Hazmat safety train in Chattanooga to "train" first responders
This year Norfolk Southern launched a new hazmat safety train, it's part of an effort to educate first responders on railroad operations. Tuesday the train stopped in Chattanooga.
When emergencies happen that involve a train, first responders and the railroad companies partner together to share information and develop a plan.
This year Norfolk Southern launched a new hazmat safety train, it's part of an effort to educate first responders on railroad operations.
When a train carrying hazardous materials derails it can pose a risk to the community and for those responding to an accident, knowing what to do can be critical.
"The tanks don't cross reference, the tight fittings they run across, just the sheer volume of products we haul makes rail unique," Robert Wood with Norfolk Southern explained.
Those are just some of the challenges local responders have to understand. It’s why Tuesday, Norfolk Southern’s "mobile classroom" made a stop in Chattanooga.
"It gives a first responder the opportunity to lay their hands on equipment not really they have no other way of doing unless it's an emergency," Wood said.
It’s rare for local responders to work a train accident. Norfolk Southern says 99% of all hazardous materials make it to their destination without accident.
It’s why Chattanooga Fire Captain Chris Cordes said these trainings classses are vital.
"When you come to a derailment it's obviously not sitting on the tracks nice and neat like this. So you have to know what you're looking at to identify and this really helps you to get a grasp of what you're gonna be faced with,” Cordes said.
The Federal Railroad Administration said transporting hazardous materials by train is the safest way to move them from one location to another.
That’s why thousands of first responders across the country are taking advantage of this type of training.
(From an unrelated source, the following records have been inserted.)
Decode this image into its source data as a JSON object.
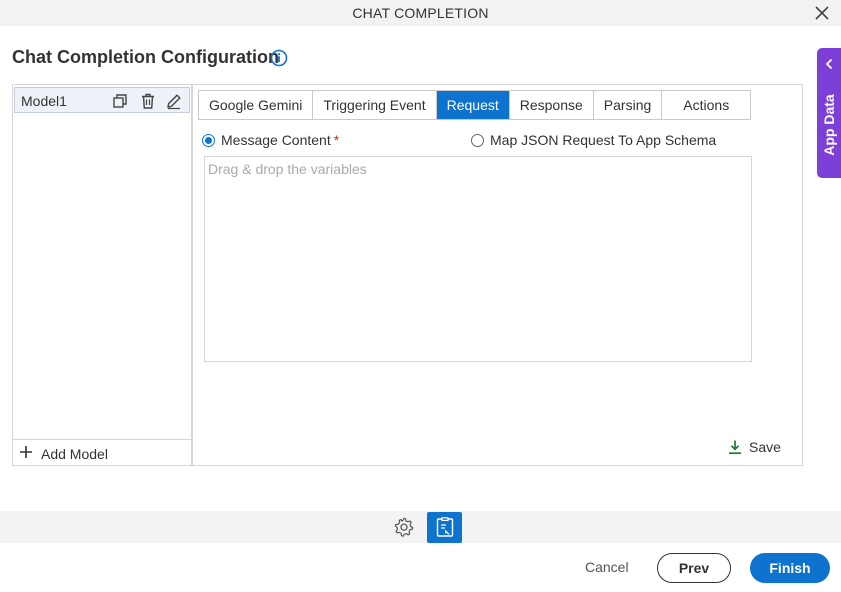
{
  "window": {
    "title": "CHAT COMPLETION"
  },
  "page": {
    "heading": "Chat Completion Configuration"
  },
  "models": {
    "items": [
      {
        "label": "Model1"
      }
    ],
    "add_label": "Add Model"
  },
  "tabs": [
    {
      "label": "Google Gemini",
      "active": false
    },
    {
      "label": "Triggering Event",
      "active": false
    },
    {
      "label": "Request",
      "active": true
    },
    {
      "label": "Response",
      "active": false
    },
    {
      "label": "Parsing",
      "active": false
    },
    {
      "label": "Actions",
      "active": false
    }
  ],
  "request": {
    "option_message_content": "Message Content",
    "required_marker": "*",
    "option_map_json": "Map JSON Request To App Schema",
    "selected_option": "message_content",
    "dropzone_value": "",
    "dropzone_placeholder": "Drag & drop the variables",
    "save_label": "Save"
  },
  "side_tab": {
    "label": "App Data"
  },
  "footer": {
    "cancel_label": "Cancel",
    "prev_label": "Prev",
    "finish_label": "Finish"
  },
  "colors": {
    "accent": "#0e72cf",
    "side_tab": "#7e3fd8",
    "required": "#d9261c",
    "save_icon": "#1e7b34"
  },
  "icons": {
    "close": "close-icon",
    "info": "info-icon",
    "copy": "copy-icon",
    "delete": "trash-icon",
    "edit": "pencil-icon",
    "add": "plus-icon",
    "save": "download-icon",
    "expand": "chevron-left-icon",
    "settings": "gear-icon",
    "document": "document-icon"
  }
}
"This is training they can’t get spur of the moment. This is something they need before an accident actually happens, the type stuff they can get recognition wise is just something you can't do on the scene of an emergency it's just not the way to go about it,” Wood said.
The hazmat safety train will stop in 18 cities around the country and will be in Chattanooga through Thursday for first responders before it heads to Slidell, Louisiana and Columbia, South Carolina.